TRY IT.
Please copy each line below that contains the string "upper".
Segment Start: RECORDS PROVIDED
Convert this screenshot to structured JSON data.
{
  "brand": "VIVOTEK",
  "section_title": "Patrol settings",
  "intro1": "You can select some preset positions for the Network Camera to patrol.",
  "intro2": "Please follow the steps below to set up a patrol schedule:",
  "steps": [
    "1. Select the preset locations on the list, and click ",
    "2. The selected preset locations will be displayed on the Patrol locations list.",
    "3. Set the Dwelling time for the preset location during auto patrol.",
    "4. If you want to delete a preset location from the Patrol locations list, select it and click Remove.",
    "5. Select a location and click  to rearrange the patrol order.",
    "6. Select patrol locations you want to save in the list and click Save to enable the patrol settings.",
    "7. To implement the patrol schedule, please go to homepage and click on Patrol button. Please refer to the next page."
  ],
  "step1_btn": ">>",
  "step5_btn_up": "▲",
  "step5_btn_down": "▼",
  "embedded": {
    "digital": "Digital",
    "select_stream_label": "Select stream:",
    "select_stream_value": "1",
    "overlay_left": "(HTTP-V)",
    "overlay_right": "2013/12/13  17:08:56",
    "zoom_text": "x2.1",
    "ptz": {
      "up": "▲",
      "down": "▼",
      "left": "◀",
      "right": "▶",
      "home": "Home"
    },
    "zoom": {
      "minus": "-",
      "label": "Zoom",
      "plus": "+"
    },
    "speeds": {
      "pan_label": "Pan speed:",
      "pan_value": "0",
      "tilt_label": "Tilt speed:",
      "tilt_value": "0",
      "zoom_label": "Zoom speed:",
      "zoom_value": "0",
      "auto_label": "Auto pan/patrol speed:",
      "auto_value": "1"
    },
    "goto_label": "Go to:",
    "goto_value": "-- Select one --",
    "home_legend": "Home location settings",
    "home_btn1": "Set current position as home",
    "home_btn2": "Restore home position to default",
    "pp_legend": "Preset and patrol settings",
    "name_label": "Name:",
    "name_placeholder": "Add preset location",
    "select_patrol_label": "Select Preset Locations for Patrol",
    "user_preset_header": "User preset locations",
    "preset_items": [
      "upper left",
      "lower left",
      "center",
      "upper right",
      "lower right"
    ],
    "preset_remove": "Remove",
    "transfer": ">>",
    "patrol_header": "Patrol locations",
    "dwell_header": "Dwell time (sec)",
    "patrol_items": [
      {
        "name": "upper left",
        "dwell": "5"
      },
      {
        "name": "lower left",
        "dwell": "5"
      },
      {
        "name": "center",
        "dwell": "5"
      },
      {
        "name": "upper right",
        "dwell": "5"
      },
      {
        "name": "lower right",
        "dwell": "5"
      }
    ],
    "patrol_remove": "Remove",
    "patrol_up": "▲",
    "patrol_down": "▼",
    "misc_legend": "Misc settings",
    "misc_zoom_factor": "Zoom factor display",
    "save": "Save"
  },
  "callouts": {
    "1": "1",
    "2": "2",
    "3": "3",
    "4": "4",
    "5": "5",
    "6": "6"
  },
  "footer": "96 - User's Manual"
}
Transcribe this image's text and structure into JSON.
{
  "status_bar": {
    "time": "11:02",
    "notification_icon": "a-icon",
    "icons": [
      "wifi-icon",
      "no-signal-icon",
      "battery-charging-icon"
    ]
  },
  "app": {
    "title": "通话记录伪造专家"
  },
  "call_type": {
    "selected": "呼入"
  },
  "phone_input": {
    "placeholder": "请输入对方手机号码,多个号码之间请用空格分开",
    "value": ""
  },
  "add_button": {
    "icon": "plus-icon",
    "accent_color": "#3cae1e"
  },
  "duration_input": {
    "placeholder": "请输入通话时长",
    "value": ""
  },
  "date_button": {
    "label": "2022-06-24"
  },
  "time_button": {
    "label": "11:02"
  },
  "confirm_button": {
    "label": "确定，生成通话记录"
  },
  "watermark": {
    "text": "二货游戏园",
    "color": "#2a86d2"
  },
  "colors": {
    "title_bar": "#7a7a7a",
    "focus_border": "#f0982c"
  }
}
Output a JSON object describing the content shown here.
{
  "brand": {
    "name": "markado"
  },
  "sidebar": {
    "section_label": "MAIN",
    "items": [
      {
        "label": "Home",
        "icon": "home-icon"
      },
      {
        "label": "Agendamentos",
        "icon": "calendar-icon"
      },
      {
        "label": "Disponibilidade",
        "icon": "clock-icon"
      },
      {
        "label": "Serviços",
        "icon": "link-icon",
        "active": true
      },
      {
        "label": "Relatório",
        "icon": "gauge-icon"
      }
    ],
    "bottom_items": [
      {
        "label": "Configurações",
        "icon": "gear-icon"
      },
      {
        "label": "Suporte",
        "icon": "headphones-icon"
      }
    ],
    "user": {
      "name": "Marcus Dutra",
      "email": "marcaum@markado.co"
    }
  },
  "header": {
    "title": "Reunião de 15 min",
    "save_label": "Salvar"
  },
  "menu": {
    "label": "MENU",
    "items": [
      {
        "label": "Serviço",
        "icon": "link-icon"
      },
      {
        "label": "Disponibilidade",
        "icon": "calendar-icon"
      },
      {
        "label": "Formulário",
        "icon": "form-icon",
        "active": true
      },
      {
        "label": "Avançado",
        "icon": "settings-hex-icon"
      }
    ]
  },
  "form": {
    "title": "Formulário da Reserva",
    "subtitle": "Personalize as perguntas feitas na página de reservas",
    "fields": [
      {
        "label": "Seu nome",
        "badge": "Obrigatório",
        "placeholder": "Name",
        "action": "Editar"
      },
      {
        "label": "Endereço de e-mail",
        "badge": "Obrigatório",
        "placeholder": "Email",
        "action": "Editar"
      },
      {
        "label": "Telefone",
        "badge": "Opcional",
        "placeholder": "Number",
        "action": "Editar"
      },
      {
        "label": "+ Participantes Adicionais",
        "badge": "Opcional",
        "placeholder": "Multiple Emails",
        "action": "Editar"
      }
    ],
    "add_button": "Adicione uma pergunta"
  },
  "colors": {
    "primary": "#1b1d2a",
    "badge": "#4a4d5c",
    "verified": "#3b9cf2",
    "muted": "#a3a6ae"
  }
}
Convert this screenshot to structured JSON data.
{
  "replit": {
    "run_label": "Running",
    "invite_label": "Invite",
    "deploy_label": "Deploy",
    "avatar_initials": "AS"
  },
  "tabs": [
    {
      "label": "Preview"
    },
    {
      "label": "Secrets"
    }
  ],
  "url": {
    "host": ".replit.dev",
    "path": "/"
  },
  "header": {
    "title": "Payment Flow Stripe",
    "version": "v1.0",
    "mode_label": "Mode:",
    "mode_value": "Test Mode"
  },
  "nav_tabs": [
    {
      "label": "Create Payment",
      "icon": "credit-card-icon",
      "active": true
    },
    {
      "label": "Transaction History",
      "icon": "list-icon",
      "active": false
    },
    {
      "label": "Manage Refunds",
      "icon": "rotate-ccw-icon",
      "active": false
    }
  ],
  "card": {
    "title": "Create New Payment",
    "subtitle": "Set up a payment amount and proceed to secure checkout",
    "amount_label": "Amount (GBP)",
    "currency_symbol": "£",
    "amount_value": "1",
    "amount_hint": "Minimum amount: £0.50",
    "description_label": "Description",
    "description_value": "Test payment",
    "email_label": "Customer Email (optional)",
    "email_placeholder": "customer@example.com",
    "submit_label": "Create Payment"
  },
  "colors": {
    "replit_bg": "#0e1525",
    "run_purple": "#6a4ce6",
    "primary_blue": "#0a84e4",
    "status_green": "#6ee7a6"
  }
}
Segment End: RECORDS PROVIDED
RESULT FOR THIS TASK.
      "upper left",
      "upper right",
        "name": "upper left",
        "name": "upper right",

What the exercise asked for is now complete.